# Task requirements
Output the entries word for word. Omit images.

# Interface dataset entries
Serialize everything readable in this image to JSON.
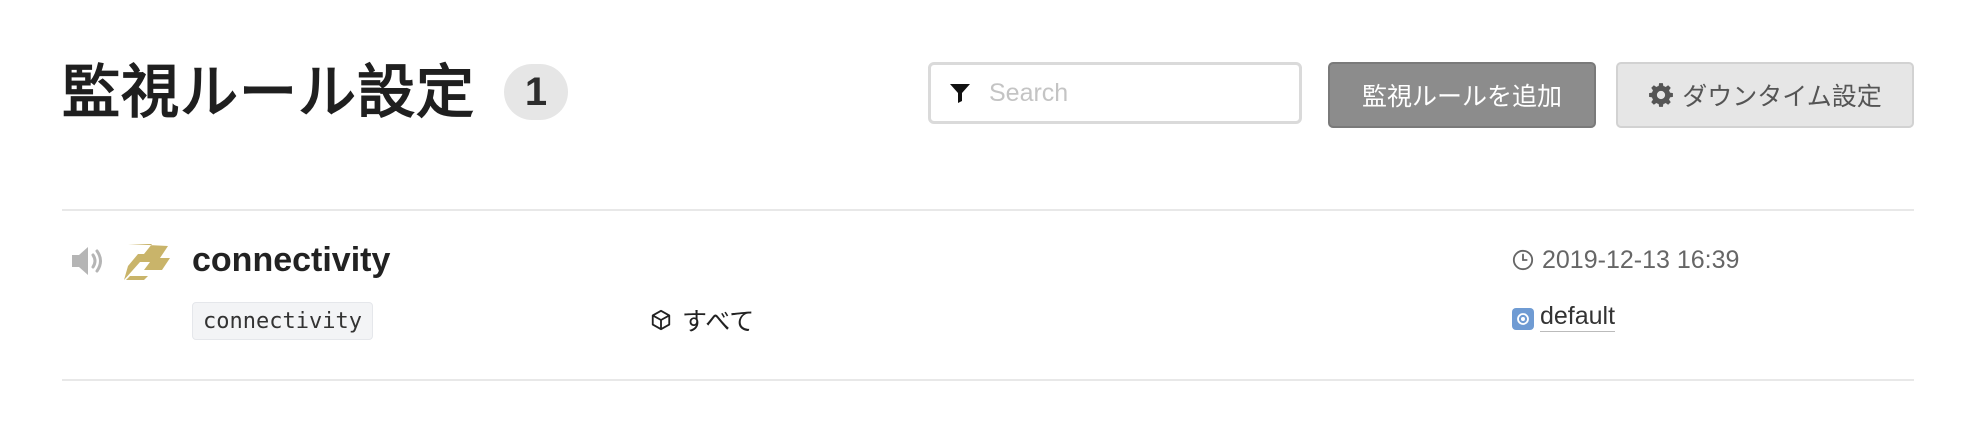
{
  "header": {
    "title": "監視ルール設定",
    "count": "1",
    "search_placeholder": "Search",
    "search_value": "",
    "add_button_label": "監視ルールを追加",
    "downtime_button_label": "ダウンタイム設定"
  },
  "monitors": [
    {
      "name": "connectivity",
      "metric": "connectivity",
      "scope": "すべて",
      "updated_at": "2019-12-13 16:39",
      "notification_channel": "default",
      "muted_icon": "speaker-icon",
      "service_icon": "service-logo-icon"
    }
  ],
  "colors": {
    "add_button_bg": "#8c8c8c",
    "downtime_button_bg": "#e6e6e6",
    "channel_icon": "#6f9bd3",
    "service_logo": "#c9b46a"
  }
}
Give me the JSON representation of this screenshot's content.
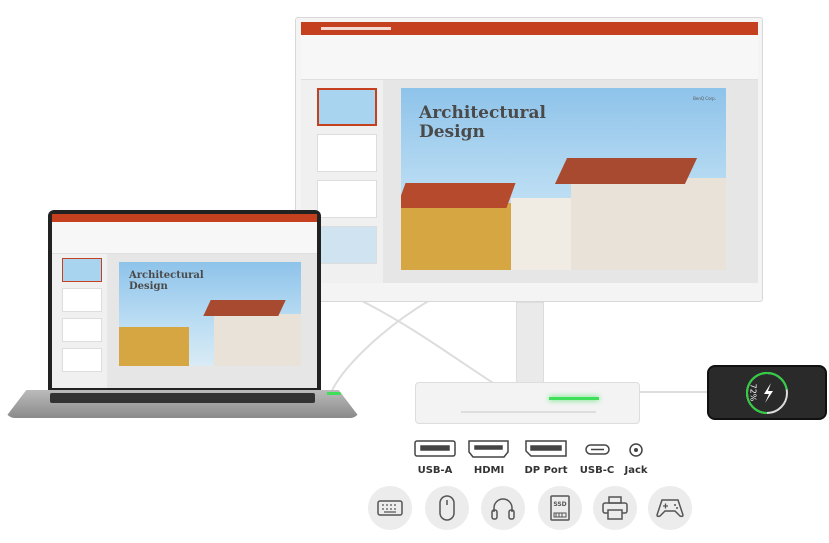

# Solution for this exercise
Serialize everything readable in this image to JSON.
{
  "header": {
    "title": "監視ルール設定",
    "count": "1",
    "search_placeholder": "Search",
    "search_value": "",
    "add_button_label": "監視ルールを追加",
    "downtime_button_label": "ダウンタイム設定"
  },
  "monitors": [
    {
      "name": "connectivity",
      "metric": "connectivity",
      "scope": "すべて",
      "updated_at": "2019-12-13 16:39",
      "notification_channel": "default",
      "muted_icon": "speaker-icon",
      "service_icon": "service-logo-icon"
    }
  ],
  "colors": {
    "add_button_bg": "#8c8c8c",
    "downtime_button_bg": "#e6e6e6",
    "channel_icon": "#6f9bd3",
    "service_logo": "#c9b46a"
  }
}
Give me the JSON representation of this screenshot's content.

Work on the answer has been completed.